» **Task brief**
Give the listing again exactly, omitting its images.

» **Exercise input**
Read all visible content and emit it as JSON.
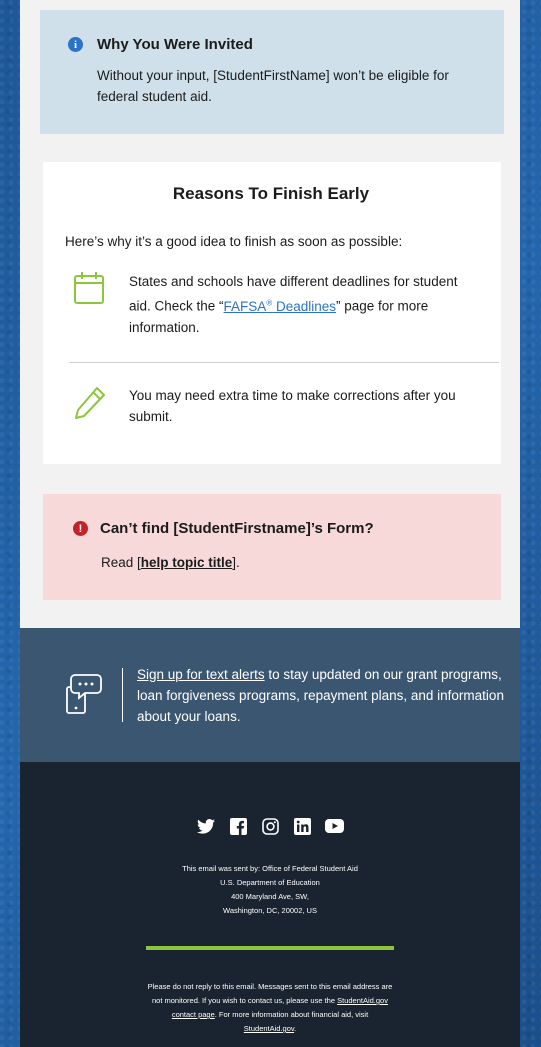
{
  "invite": {
    "title": "Why You Were Invited",
    "body": "Without your input, [StudentFirstName] won’t be eligible for federal student aid."
  },
  "reasons": {
    "title": "Reasons To Finish Early",
    "intro": "Here’s why it’s a good idea to finish as soon as possible:",
    "item1_before": "States and schools have different deadlines for student aid. Check the “",
    "item1_link": "FAFSA",
    "item1_link_sup": "®",
    "item1_link_rest": " Deadlines",
    "item1_after": "” page for more information.",
    "item2": "You may need extra time to make corrections after you submit."
  },
  "cant_find": {
    "title": "Can’t find [StudentFirstname]’s Form?",
    "before": "Read [",
    "link": "help topic title",
    "after": "]."
  },
  "alerts": {
    "link": "Sign up for text alerts",
    "text": " to stay updated on our grant programs, loan forgiveness programs, repayment plans, and information about your loans."
  },
  "footer": {
    "social_icons": [
      "twitter-icon",
      "facebook-icon",
      "instagram-icon",
      "linkedin-icon",
      "youtube-icon"
    ],
    "sender_lines": [
      "This email was sent by: Office of Federal Student Aid",
      "U.S. Department of Education",
      "400 Maryland Ave, SW,",
      "Washington, DC, 20002, US"
    ],
    "disclaimer_before": "Please do not reply to this email. Messages sent to this email address are not monitored. If you wish to contact us, please use the ",
    "disclaimer_link1": "StudentAid.gov contact page",
    "disclaimer_middle": ". For more information about financial aid, visit ",
    "disclaimer_link2": "StudentAid.gov",
    "disclaimer_after": "."
  },
  "colors": {
    "info_blue": "#2a73c7",
    "accent_green": "#8cc63f",
    "error_red": "#c4222a"
  }
}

» **Task result**
Read all visible content and emit it as JSON.
{
  "invite": {
    "title": "Why You Were Invited",
    "body": "Without your input, [StudentFirstName] won’t be eligible for federal student aid."
  },
  "reasons": {
    "title": "Reasons To Finish Early",
    "intro": "Here’s why it’s a good idea to finish as soon as possible:",
    "item1_before": "States and schools have different deadlines for student aid. Check the “",
    "item1_link": "FAFSA",
    "item1_link_sup": "®",
    "item1_link_rest": " Deadlines",
    "item1_after": "” page for more information.",
    "item2": "You may need extra time to make corrections after you submit."
  },
  "cant_find": {
    "title": "Can’t find [StudentFirstname]’s Form?",
    "before": "Read [",
    "link": "help topic title",
    "after": "]."
  },
  "alerts": {
    "link": "Sign up for text alerts",
    "text": " to stay updated on our grant programs, loan forgiveness programs, repayment plans, and information about your loans."
  },
  "footer": {
    "social_icons": [
      "twitter-icon",
      "facebook-icon",
      "instagram-icon",
      "linkedin-icon",
      "youtube-icon"
    ],
    "sender_lines": [
      "This email was sent by: Office of Federal Student Aid",
      "U.S. Department of Education",
      "400 Maryland Ave, SW,",
      "Washington, DC, 20002, US"
    ],
    "disclaimer_before": "Please do not reply to this email. Messages sent to this email address are not monitored. If you wish to contact us, please use the ",
    "disclaimer_link1": "StudentAid.gov contact page",
    "disclaimer_middle": ". For more information about financial aid, visit ",
    "disclaimer_link2": "StudentAid.gov",
    "disclaimer_after": "."
  },
  "colors": {
    "info_blue": "#2a73c7",
    "accent_green": "#8cc63f",
    "error_red": "#c4222a"
  }
}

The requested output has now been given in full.